Hart was asking that voters, including those who voted for her opponent, not be disenfranchised.

Rita Hart Had to Take One for the Team

John Deeth on the historically close Second Congressional District race after Rita Hart dropped her challenge, pushing to count 22 ballots in a race she lost by six-vote margin:

Hart had the worst possible luck. It wasn’t just that she had the closest congressional race in at least 40 years, and that it turned on minor clerical errors. It was that this happened at the same time as a defeated president lied about massive voter fraud, refused to concede, and gave aid and comfort to criminals who invaded our Capitol and murdered police officers. If it weren’t for that, the 2nd District challenge would still have been bitter and partisan and controversial. But it would have been possible. Instead, we had an environment where immeasurable imaginary fraud and 22 very specific examples of minor mistakes were treated as Both Sides Identical.

It’s always worth reading Deeth on Iowa politics, but I want to call attention to the media piece here, because this is what stuck out to me. “Both sides do it” is, in this case, malpractice.

The Republicans who were pushing this through a “Pelosi is trying to steal a seat” tale where many of the same characters who were silent or vocally supportive of Trump’s Big Lie and deadly riot incitement. And, yet, they got their he-said turn uncritically reported.

The Power of Political Disinformation in Iowa

Peter Slevin for The New Yorker:

Whatever their emerging record, Democrats must also overcome a fearsome wall of mistrust, and a broad willingness among Republicans to believe the worst about them. Nowhere is this clearer than in Iowa, where Republicans rolled to one victory after another last November, powered by support for Trump and disdain for the Democrats. Trump beat Biden there by eight points, a dozen years after the Obama-Biden ticket carried the state by nine. Senator Joni Ernst, once considered vulnerable, was outpolled by Trump, but still collected fifty-two per cent of the vote to defeat her Democratic challenger, Theresa Greenfield. Democrats lost six state House seats and two congressional seats, including one by an excruciating six votes out of nearly three hundred and ninety-four thousand cast. (The Democrat, Rita Hart, is continuing to contest the results.) The other seat belonged to Abby Finkenauer, an energetic first-term Democrat, who was blindsided by her defeat.

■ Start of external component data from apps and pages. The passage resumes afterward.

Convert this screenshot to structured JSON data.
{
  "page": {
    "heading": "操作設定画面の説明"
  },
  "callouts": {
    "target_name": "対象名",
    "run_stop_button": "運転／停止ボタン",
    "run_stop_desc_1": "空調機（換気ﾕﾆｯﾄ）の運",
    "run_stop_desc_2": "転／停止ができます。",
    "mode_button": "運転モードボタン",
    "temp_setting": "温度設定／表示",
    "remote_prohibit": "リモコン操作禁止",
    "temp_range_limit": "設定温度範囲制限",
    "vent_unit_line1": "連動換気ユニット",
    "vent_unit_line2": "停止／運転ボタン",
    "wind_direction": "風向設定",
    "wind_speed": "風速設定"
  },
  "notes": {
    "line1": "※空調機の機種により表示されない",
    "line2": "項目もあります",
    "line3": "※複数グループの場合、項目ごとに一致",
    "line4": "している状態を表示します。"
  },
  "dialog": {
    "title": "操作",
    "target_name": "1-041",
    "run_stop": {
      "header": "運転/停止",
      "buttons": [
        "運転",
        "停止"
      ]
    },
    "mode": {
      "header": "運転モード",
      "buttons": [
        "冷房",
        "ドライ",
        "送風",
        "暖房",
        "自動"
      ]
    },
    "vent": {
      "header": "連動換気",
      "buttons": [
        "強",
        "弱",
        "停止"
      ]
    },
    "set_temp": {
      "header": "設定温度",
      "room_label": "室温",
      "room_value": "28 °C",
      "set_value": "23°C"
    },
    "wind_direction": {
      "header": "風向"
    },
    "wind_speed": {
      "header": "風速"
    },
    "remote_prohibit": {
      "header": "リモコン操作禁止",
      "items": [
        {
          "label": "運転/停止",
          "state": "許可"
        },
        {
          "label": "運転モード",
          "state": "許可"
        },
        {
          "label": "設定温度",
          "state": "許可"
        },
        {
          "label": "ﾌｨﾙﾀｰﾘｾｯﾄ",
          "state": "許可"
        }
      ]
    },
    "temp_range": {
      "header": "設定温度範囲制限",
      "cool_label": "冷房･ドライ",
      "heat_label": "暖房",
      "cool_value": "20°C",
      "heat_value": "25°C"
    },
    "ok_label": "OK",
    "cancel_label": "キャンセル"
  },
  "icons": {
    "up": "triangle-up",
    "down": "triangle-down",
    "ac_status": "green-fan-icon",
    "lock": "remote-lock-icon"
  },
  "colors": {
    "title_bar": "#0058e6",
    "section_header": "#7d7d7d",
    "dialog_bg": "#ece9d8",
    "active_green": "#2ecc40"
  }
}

Any Iowan paying attention knows how true this feels.

I keep returning to this:

In 2018, Bobby Kaufman, who’s dad is the Iowa GOP chair, defeated Jodi Clemons, who later was an organizer for Bernie Sanders’ 2020 presidential campaign, by 11 points and 1,700 votes.

In 2020, Kaufmann faced Lonny Pulkrabek, Johnson County’s Democratic sheriff for 16 years.

Kaufmann ran a TV ad suggesting Pulkrabek stood by while rioters defaced beloved Kinnick Stadium (meanwhile, Pulkrabek caught heat in his jurisdiction for a Facebook post expressing sadness at the spray painting).

Pulkrabek was relatively well funded and objectively a good fit for the district.

Kaufmann beat the Democrat by 20 points and 3,700 votes.

 

At the Statehouse, Libs Have Driven the Iowa GOP Mad

Todd Dorman writing in The Gazette:

Legislative mad libs. I’ve even filled in some suggestions.

No need to thank me. Here we go.

DES MOINES — Republicans who control the Iowa Legislature are pursuing legislation that would target (university professors, transgender kids, low-income renters, women, public schools, teachers, early voters, older Iowans, disabled people,people receiving state help>, amid a pandemic and the entire city of Des Moines) by (banning, prohibiting, defunding, suppressing, shortening, tracking, hobbling, chilling or chopping) the way those Iowans (vote, teach, work, learn, love, live, vote and think.)